So, why would I, an unbeliever, make the choice to recycle? First, there are many venial reasons that could motivate me; things like societal pressure, pride, the desire for intimacy with a hippie girl, whatever. These are earthly versions of reward and punishment also and therefore we must set them aside for the same reasons.
There are just two obvious answers. The first is survival, either for myself or my loved ones/descendants. The better steward I am (and that I can motivate others to be) of my resources, the better/easier my/my descendants potential lives will be. Pollution is poison and despoiled resources mean increased scarcity and competition. It means more toil and less security. That's easy.

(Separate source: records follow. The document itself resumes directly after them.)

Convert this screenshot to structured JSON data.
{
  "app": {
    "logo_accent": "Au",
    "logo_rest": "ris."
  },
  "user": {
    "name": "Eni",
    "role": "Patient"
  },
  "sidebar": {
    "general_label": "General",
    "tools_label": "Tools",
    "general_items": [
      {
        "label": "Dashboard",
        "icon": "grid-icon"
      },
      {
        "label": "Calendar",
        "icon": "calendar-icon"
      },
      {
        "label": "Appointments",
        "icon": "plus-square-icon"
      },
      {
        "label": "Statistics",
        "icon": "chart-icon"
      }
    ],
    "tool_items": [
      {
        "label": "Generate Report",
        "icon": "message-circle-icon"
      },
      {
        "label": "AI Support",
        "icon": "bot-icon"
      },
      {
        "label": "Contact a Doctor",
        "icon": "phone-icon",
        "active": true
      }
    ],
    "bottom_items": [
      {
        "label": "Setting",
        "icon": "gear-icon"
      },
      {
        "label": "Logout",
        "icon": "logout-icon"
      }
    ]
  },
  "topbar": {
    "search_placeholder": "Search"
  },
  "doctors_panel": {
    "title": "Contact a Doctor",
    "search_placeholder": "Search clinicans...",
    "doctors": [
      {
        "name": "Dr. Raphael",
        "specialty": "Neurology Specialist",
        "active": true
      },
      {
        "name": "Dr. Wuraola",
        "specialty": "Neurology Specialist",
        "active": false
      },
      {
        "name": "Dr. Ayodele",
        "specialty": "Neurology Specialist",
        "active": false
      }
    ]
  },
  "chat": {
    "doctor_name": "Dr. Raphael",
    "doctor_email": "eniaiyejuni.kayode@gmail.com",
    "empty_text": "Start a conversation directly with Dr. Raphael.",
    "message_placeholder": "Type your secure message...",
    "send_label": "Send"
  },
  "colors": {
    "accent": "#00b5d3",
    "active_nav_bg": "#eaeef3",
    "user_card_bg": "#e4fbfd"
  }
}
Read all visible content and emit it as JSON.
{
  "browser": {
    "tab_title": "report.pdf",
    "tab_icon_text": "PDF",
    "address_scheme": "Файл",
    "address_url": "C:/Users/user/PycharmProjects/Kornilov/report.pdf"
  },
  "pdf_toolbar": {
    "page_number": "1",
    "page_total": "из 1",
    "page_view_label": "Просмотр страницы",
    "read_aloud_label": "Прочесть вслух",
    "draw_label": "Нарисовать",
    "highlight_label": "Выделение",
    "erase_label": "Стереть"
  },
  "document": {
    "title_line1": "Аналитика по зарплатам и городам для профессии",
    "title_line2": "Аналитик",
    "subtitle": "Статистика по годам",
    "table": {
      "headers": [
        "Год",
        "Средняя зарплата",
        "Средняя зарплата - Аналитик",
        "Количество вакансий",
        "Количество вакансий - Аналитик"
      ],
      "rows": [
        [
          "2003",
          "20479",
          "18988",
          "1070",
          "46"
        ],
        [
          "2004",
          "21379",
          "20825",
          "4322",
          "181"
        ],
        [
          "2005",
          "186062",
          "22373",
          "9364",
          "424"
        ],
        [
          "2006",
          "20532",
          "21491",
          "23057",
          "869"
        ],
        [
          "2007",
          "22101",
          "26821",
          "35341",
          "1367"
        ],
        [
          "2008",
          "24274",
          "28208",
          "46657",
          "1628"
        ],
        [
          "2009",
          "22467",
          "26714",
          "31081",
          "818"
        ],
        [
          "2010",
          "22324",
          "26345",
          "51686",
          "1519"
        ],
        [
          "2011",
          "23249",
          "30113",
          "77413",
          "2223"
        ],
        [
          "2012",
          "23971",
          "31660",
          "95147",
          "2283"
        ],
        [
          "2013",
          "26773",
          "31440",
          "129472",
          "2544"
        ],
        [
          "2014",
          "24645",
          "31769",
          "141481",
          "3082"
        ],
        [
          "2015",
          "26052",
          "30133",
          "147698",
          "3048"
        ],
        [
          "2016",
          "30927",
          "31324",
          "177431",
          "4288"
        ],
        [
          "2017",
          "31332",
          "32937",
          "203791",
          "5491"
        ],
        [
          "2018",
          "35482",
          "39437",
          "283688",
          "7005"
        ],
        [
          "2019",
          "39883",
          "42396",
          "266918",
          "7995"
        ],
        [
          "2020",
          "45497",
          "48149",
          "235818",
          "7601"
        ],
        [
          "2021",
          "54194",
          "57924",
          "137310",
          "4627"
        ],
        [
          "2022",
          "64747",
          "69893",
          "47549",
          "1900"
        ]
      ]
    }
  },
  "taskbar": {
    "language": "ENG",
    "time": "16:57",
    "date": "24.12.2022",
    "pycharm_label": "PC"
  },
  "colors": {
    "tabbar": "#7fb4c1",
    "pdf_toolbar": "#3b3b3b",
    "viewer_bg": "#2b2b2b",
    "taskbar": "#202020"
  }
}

The other possible motivation is a little trickier. Let's call this one compassion. It is difficult to prove or refute the origin of compassion in the human psyche. Some would argue that it is God's love writ in our hearts. Some might say that it co-evolved with humanity as our survival became group or community based. Whatever it might be, it seems that most people (sometimes including myself) have compassion. They desire, unselfishly, to alleviate suffering in others. Admittedly, this is certainly watered down much by our more recent survival pressure of manufactured scarcity and our culture of greed. This compassion seems endemic to our nature. Therefore we all want to leave a better world than we inherited, more just, less polluted, and with less misery. We fail almost exclusively, but the trying is important.
I knew I could count on you for cogent arguments which is one of the only things I enjoy as I get older. I would also add that I often find I have more in common with the moral values of people who don't consider themselves religious than I do with many "religious" people. You comments remind me of some of the points that Daniel Quinn brings up in his writings. Don't know if you've read him, but he suggests that one of the myths of Darwinism is that humanity and its survival is some sort of moral imperative. Rather, that we often assume that we were the end result of the evolutionary process and not the middle. Now, I can justify that position religiously, but I haven't heard a good argument that makes humanities survival some sort of convincing "universal" good. Now, if I value the planet above all else, I could probably make an argument that it would be better for the planet if we went extinct. The compassion argument intrigues me in a Buddhist sort of way.